Those of you who remember the weekend food stalls at Wat Thai L.A. on Coldwater Canyon and Roscoe will remember that there were dueling papaya salad stalls next to each other, essentially dead centre along the north line of booths. One sold only papaya salad; it fetched up in a booth in New King Seafood right next door to La Fiesta, closer to Coldwater Canyon. The other one always had two lines, one for grilled meats on sticks and one for papaya salad and bamboo shoot salad. The lines were epic and the rules were well-known: you could order meat sticks from the papaya salad line, but not vice versa. The papaya salad was superior at the double-line place, which is why it had longer lines.
This latter, Song Fung Kong (named after a very popular Laotian song), is the booth now in the back of La Fiesta Super Mall, next to La Perla del Pacífico. I talked to the proprietress and she confirmed that she was the boothholder at the Wat. It’s amazing to me that right in a row you have unbelievable papaya salad, the only Pacific Coast Colombian food in the United States and the carnitas of Metro Balderas. A far, far cry from crappy cornstarchy glop and melted cheese.

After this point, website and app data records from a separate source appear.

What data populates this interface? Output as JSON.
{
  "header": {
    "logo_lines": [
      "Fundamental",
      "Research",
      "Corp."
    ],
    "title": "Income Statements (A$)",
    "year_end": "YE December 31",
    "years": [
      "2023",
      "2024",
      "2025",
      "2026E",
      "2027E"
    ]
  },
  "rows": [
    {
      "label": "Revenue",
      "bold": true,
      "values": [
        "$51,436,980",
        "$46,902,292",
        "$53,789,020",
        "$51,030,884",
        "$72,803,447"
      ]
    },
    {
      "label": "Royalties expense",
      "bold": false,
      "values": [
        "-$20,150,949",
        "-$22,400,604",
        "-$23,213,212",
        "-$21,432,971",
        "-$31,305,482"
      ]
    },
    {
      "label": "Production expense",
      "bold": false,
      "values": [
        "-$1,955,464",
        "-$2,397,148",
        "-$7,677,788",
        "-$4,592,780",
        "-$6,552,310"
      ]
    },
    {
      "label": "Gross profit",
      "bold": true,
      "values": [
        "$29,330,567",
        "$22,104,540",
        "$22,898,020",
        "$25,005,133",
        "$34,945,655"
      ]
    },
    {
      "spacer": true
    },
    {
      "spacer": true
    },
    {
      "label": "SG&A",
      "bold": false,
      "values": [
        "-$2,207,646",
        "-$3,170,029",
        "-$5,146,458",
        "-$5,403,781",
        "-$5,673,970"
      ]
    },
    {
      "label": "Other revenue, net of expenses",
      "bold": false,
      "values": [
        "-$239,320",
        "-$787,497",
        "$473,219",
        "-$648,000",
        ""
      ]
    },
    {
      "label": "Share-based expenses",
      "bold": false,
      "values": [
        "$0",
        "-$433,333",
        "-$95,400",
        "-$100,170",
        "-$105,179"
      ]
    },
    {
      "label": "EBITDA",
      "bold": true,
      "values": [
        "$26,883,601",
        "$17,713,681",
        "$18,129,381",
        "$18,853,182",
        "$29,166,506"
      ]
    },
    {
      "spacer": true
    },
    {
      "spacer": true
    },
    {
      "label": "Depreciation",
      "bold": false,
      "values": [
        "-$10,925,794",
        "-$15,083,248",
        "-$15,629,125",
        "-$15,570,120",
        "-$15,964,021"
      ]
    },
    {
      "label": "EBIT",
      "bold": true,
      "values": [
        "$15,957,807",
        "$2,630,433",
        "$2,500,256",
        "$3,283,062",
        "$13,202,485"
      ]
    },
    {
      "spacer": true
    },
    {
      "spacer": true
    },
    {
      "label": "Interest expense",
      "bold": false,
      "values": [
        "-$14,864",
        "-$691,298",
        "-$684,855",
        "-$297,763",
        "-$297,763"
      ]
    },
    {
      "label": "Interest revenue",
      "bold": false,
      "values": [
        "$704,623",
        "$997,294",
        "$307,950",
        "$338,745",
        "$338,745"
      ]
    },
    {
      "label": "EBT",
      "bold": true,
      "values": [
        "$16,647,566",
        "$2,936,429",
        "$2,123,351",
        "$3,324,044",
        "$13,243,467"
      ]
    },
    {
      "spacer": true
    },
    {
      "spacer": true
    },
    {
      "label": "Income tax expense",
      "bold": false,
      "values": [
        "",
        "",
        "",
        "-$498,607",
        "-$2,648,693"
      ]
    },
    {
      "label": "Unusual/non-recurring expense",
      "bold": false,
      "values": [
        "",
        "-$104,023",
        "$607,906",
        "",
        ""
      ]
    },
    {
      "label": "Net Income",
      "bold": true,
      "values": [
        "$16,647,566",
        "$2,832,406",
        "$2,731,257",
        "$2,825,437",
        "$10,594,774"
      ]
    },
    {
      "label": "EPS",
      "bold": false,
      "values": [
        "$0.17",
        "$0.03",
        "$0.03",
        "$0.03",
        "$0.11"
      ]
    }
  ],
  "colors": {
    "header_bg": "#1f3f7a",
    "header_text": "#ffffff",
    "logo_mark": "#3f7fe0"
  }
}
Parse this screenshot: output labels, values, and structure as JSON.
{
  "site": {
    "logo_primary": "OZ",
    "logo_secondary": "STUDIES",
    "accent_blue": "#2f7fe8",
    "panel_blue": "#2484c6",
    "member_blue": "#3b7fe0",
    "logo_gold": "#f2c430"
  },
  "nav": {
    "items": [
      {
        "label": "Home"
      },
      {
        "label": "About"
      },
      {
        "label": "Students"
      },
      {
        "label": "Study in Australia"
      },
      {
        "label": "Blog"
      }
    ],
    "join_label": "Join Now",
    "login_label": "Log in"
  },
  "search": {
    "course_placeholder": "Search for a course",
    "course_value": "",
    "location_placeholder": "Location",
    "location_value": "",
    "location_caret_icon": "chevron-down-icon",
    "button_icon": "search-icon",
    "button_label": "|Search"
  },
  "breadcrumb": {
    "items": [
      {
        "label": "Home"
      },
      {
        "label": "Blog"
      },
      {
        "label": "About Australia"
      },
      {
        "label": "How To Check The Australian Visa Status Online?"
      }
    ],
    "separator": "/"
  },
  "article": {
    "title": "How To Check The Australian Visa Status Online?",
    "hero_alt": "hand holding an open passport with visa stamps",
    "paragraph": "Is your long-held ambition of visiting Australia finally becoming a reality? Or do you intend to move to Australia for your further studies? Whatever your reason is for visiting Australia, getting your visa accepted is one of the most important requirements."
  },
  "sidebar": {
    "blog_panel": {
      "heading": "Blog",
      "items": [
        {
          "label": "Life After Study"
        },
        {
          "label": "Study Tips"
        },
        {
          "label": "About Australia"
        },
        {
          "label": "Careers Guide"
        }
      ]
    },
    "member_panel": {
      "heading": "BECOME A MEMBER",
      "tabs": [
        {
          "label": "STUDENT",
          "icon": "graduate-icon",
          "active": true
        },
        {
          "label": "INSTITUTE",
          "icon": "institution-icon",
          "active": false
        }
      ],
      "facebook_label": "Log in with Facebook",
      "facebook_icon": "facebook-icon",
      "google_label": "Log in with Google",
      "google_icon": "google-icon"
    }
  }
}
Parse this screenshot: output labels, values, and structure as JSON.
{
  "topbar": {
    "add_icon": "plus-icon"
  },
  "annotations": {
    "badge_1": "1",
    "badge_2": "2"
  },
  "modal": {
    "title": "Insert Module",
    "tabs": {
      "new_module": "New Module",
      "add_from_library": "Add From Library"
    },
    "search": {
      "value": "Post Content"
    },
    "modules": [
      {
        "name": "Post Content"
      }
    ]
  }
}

I was, of course, giddy with excitement; my favourite papaya salad in the country has come home to roost!
I owe a great debt of gratitude to Bill for getting me into the place to find it. Go and try all of these places; the atmosphere is ghetto but the food is real.
Bear in mind that the mall closes at 8:00 p.m. If you are still eating at that time, you can exit the west doors and walk around the building when you’re done, but service stops at 8:00 p.m.
La Fiesta Super Mall
12727 Sherman Way
North Hollywood, CA 91605
Bill’s review from 2008 of La Perla del Pacífico: http://streetgourmetla.blogspot.com/2...
La Perla Del Pacifico
12727 Sherman Way, North Hollywood, CA 91605
re: Sandra W
I don't, actually. The Thai/Lao place says it opens at 10 a.m. but when I asked the woman said 4 p.m. I would suggest calling. La Perla has two phone numbers posted on the (unused) steam tray window. I didn't write them down, but I think streetgourmetla did, maybe he can chime in.
Also worth mentioning that the entire mall is closed Tuesdays.
The numbers for La Perla are
This might be one of the best malls for food in LA!
The Colombian style ceviche is very mush like a Mexican shrimp cocktail, as served at La Perla. Not anything special, but that sancocho, the arroz de mariscos, the tapao(stew), the arepas, the empanadas, etc. Great!
The Metro Balderas has the carnitas on the weekends, and is a nice little space, like a Metro Balderas Express.